Work instructions
Your copy should contain exactly the lines from the one that holds "Give me the" through the end of the material, reproduced as written, with no pictures.

Materials provided

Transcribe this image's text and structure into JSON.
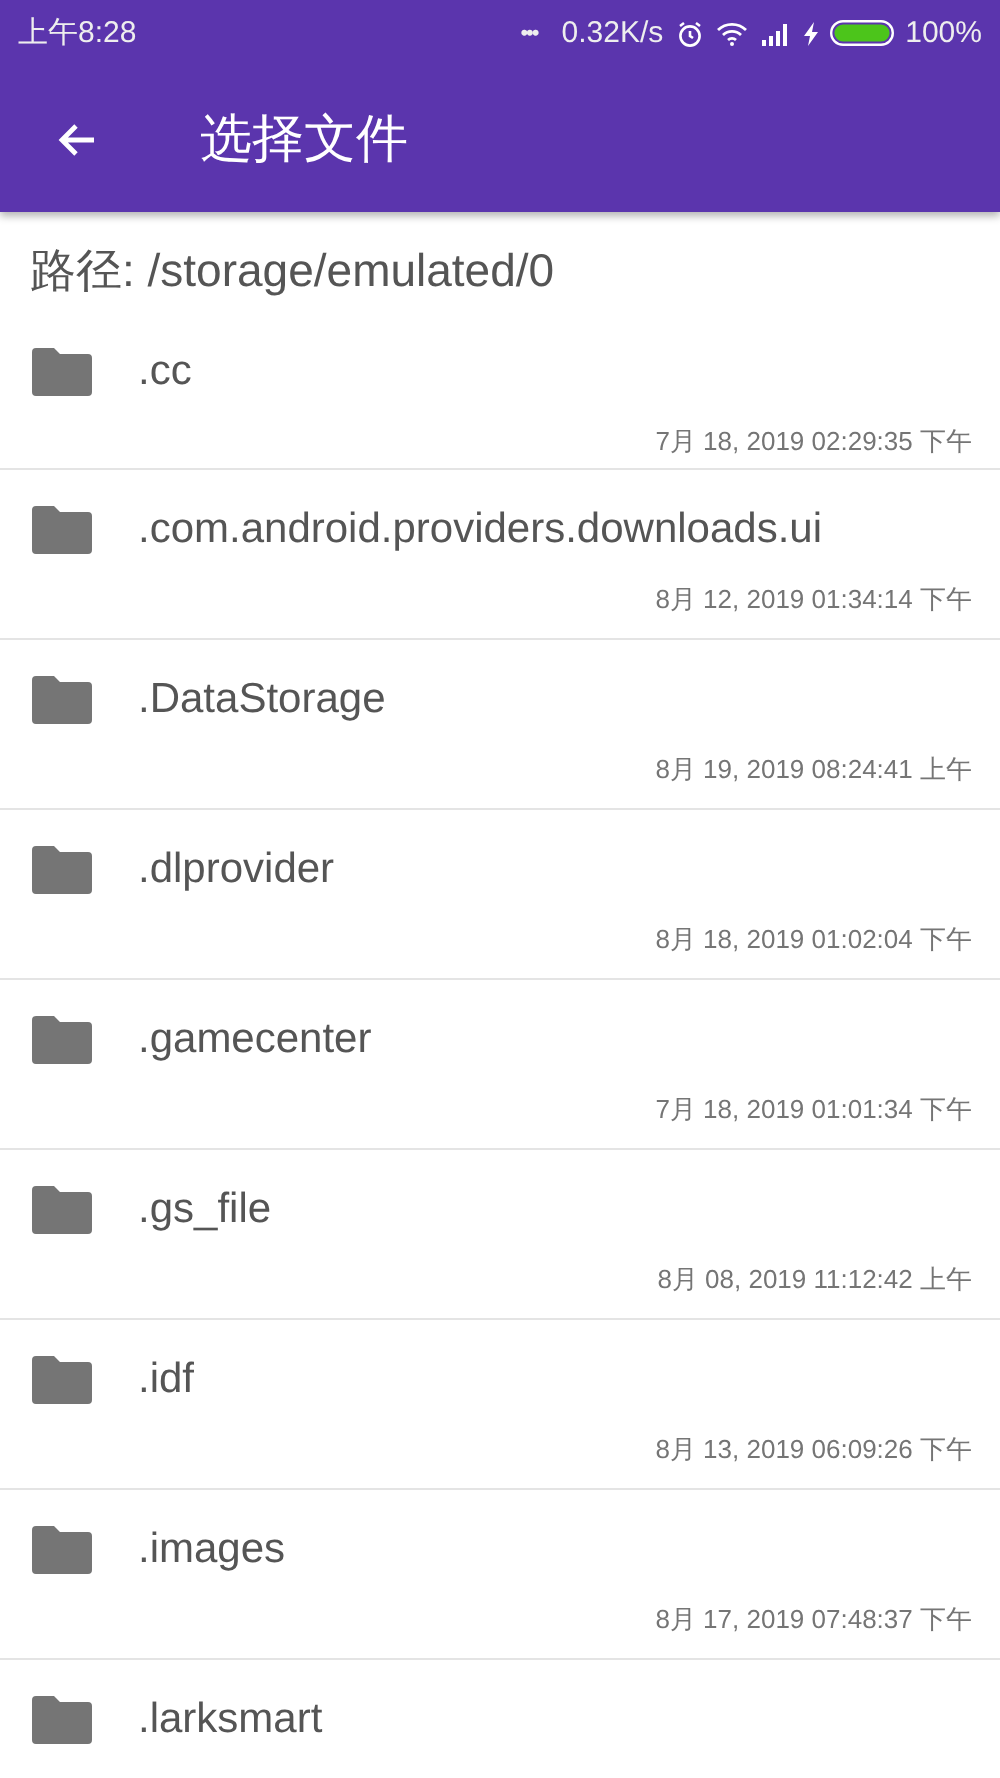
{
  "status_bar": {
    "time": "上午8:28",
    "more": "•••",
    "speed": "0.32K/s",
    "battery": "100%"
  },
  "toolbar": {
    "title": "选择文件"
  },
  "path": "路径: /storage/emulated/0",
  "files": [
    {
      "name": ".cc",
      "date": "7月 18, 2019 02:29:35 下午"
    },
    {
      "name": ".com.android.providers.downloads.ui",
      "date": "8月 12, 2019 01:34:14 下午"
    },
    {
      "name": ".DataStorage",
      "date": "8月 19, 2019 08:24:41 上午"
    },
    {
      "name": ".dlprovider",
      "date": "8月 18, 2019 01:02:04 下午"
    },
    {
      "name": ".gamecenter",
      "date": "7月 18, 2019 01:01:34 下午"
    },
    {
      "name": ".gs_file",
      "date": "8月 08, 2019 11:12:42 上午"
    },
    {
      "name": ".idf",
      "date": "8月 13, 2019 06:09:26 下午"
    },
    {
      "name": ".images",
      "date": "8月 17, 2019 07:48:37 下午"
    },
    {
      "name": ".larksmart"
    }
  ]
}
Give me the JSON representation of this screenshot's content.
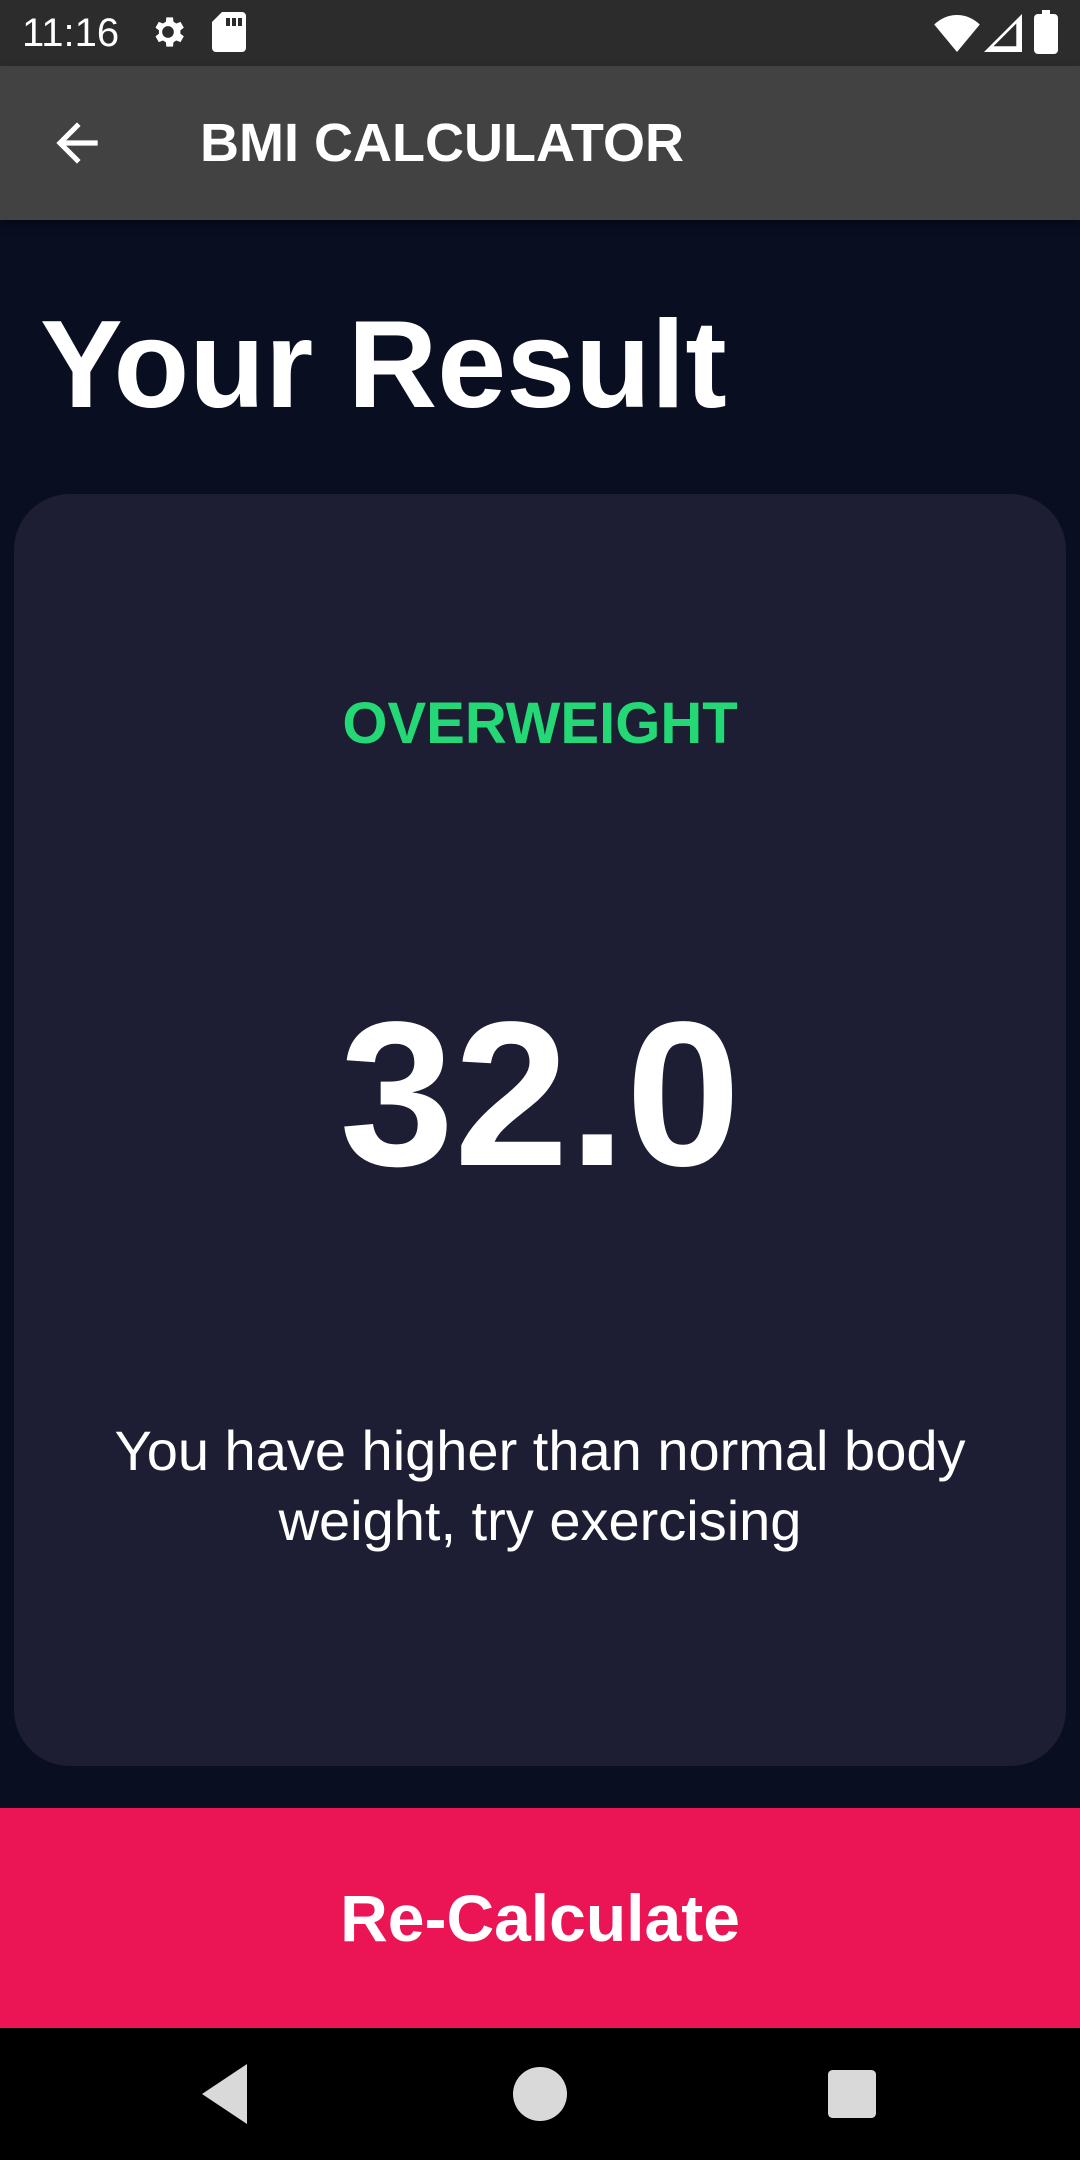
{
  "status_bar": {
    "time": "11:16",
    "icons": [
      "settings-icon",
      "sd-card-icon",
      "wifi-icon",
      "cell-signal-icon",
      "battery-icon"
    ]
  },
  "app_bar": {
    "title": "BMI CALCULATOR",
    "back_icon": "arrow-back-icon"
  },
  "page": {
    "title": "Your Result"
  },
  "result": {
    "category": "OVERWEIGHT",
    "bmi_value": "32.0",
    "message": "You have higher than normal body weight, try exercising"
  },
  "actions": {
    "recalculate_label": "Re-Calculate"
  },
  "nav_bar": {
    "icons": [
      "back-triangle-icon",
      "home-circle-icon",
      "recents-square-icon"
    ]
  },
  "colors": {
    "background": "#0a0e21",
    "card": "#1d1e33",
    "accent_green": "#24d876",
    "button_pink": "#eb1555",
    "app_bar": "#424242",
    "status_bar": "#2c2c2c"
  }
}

Answer section
Give me the JSON representation of this screenshot's content.
{
  "status_bar": {
    "time": "11:16",
    "icons": [
      "settings-icon",
      "sd-card-icon",
      "wifi-icon",
      "cell-signal-icon",
      "battery-icon"
    ]
  },
  "app_bar": {
    "title": "BMI CALCULATOR",
    "back_icon": "arrow-back-icon"
  },
  "page": {
    "title": "Your Result"
  },
  "result": {
    "category": "OVERWEIGHT",
    "bmi_value": "32.0",
    "message": "You have higher than normal body weight, try exercising"
  },
  "actions": {
    "recalculate_label": "Re-Calculate"
  },
  "nav_bar": {
    "icons": [
      "back-triangle-icon",
      "home-circle-icon",
      "recents-square-icon"
    ]
  },
  "colors": {
    "background": "#0a0e21",
    "card": "#1d1e33",
    "accent_green": "#24d876",
    "button_pink": "#eb1555",
    "app_bar": "#424242",
    "status_bar": "#2c2c2c"
  }
}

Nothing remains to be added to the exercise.